Mom put her hand on my wrist. “Honey, I need you to tell me if someone gave them to you?”
I hadn’t meant to nod, but my chin had betrayed me.
I assumed these enchanted items had come from a “what.” It hadn’t occurred to me that there might actually be a “who.”
I didn’t know how to put the reality of the situation into words so I sat there with my mouth open while mom rattled off her questions.
“Did they tell you not to say? Were they a stranger? Did you meet them on your way home? Did they say they’d hurt you if you told? Did they ask you to go anywhere with them?”
I shook my head, but there was no derailing mom’s train of reasoning. Someone had tried to enchant her son in the ten minutes it took him to walk home. Dad’s default cocksure grin flattened as mom detailed a worst-case scenario. It was clear to her that stranger-danger had made its way to our little town. They agreed that I’d be spending a few extra hours in the extended day program after school until dad could pick me up on his way home.
That evening dad put the devil pail on the top shelf of the laundry room closet between the turtle wax and Christmas ornaments.
Worse still I was grounded. I wanted nothing more than to serve out my penance gathering items and tossing them into the pail. I’d stare at my mother’s ceramic figurines and wonder what they’d become once they’d touched the devil’s tongue. I wondered how many fountain pens dad really needed or if mom would notice if one little piece of China went missing.
I’d always wanted a pair of X-Ray specs, fake vomit, and trick dice.
No matter. The pail was out of reach and there was no way I was drudging the stepladder from the garage without drawing attention. I’d have to bide my time until a growth spurt kicked in.

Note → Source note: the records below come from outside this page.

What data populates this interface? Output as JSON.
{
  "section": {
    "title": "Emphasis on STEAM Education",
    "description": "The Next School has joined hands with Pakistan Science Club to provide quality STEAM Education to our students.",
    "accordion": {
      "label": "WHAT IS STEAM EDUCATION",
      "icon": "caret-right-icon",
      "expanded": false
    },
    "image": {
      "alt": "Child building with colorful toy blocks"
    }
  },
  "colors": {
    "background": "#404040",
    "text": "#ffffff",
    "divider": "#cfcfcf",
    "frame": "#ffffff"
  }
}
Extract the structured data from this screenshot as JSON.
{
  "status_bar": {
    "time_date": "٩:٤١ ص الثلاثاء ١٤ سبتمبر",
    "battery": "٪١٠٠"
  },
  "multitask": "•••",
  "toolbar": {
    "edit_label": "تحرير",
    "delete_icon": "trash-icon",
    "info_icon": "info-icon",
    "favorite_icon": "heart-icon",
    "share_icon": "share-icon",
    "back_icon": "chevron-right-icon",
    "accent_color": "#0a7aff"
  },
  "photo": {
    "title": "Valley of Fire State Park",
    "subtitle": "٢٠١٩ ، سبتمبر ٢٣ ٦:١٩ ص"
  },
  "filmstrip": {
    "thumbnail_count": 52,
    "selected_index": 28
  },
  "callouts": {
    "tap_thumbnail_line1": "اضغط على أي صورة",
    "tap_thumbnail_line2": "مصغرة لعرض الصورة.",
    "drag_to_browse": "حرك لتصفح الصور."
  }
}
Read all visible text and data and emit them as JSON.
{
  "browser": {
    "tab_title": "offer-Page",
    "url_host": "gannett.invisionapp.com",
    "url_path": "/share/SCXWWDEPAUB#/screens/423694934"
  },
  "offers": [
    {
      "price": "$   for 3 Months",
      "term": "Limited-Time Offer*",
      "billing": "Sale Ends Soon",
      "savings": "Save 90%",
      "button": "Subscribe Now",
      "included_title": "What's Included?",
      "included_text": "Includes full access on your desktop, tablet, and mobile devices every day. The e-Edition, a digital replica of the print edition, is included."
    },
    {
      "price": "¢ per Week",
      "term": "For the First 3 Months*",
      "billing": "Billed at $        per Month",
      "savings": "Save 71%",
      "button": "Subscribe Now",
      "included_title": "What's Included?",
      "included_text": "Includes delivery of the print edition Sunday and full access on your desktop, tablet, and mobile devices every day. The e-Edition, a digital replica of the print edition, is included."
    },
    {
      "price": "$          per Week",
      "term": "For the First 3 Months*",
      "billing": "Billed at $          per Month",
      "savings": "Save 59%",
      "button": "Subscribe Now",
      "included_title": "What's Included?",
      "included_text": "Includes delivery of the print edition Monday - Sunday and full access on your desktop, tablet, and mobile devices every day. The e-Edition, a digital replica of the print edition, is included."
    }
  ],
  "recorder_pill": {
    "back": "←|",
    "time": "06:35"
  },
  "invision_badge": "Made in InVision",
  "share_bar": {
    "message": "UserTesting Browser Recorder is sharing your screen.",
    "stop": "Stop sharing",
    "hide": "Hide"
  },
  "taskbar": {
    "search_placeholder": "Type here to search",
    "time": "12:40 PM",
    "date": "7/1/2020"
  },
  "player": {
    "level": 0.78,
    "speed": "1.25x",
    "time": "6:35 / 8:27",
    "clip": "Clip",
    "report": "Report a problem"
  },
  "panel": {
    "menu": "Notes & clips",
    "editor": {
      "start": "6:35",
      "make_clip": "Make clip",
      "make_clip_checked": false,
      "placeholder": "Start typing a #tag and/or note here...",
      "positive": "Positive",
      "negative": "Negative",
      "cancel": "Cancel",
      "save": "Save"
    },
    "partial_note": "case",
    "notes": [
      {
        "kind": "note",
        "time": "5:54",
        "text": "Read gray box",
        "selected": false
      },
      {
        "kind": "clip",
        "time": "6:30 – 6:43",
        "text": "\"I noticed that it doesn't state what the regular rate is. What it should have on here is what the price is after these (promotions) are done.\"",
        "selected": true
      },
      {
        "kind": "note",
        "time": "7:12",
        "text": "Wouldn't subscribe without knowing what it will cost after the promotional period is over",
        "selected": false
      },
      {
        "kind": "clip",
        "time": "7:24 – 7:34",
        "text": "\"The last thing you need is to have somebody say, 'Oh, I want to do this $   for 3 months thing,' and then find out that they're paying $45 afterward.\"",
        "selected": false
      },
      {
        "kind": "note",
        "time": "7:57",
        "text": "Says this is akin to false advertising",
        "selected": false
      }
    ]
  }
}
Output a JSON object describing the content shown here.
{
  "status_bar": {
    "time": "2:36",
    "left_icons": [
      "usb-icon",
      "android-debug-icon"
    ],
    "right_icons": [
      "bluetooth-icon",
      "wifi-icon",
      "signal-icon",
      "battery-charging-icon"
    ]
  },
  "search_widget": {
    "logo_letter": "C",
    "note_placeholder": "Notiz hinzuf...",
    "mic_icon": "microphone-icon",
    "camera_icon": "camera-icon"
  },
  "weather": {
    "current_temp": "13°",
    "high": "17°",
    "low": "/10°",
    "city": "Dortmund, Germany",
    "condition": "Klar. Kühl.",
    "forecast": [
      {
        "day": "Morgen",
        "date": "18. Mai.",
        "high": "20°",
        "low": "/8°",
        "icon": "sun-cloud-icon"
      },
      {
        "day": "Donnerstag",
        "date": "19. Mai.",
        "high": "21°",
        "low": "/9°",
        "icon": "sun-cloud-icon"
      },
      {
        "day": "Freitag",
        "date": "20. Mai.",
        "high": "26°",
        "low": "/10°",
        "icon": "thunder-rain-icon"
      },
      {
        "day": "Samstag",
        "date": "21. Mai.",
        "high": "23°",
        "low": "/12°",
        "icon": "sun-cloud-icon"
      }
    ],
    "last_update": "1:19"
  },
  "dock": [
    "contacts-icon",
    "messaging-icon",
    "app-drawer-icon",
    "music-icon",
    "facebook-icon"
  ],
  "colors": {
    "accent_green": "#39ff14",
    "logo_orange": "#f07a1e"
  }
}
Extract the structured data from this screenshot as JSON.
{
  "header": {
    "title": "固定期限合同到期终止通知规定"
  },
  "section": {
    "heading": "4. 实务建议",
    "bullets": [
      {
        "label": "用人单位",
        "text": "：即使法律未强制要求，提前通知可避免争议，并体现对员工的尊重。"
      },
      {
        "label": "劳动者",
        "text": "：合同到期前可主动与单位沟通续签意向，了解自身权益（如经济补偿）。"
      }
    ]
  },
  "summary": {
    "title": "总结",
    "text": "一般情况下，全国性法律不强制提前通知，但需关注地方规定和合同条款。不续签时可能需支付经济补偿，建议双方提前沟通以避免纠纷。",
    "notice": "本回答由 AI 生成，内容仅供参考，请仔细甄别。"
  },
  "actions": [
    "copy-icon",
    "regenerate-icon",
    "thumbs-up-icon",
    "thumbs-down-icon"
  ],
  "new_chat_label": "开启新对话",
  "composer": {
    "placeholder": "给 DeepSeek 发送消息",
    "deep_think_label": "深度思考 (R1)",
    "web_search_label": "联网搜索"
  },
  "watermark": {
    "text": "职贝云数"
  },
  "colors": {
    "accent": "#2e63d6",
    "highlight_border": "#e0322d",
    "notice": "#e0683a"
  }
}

That night I dreamt my parents were bound and gag, heading down a conveyor belt into a fiery furnace shaped like the devil’s mouth. Their eyes plead for help, but I just stood at the levers waving goodbye to care. To my parents’ credit, they were teetering back and forth, trying their best to roll off the belt, but they just could coordinate very well. They heat was already making them sweat. Mom was sobbing, trying desperately to chew through her gag to get out one final plea, but it was too late.
There was the faintest of shrieks as the furnace belched a giant fireball. A tire cut path through the smoke. A blood red mountain coasted through the haze, dipped off the conveyor belt, and rolled right between my legs.
When I awoke the devil pail was sitting upon my chest staring at me with those glowing yellow eyes. I had no clue how it got there, but I knew it was hungry.
Meet Noelle, a Hollywood transplant that’s been subsisting on instant ramen and false hope. She’s on the verge of moving back into her mother’s trailer when her agent convinces her to take a meeting at the Oralia Hotel. Enchanted by the art deco atmosphere Noelle signs a contract without reading the fine print.
Now she has one month to pen a novel sequestered in a fantasy suite where a hack writer claims he had an unholy encounter. With whom you ask? Well, he has many names: Louis Cypher, Bill Z. Bub, Kel Diablo. The Devil.
Noelle is skeptical, until she’s awoken by a shadow figure with a taste for souls.
Desperate to make it Noelle stays on, shifting the focus of her story to these encounters. Her investigations take her through the forth wall and back again until she’s blurred the line between reality and what’s written. Is there a Satanic conspiracy, is it a desperate author’s insanity, or something else entirely?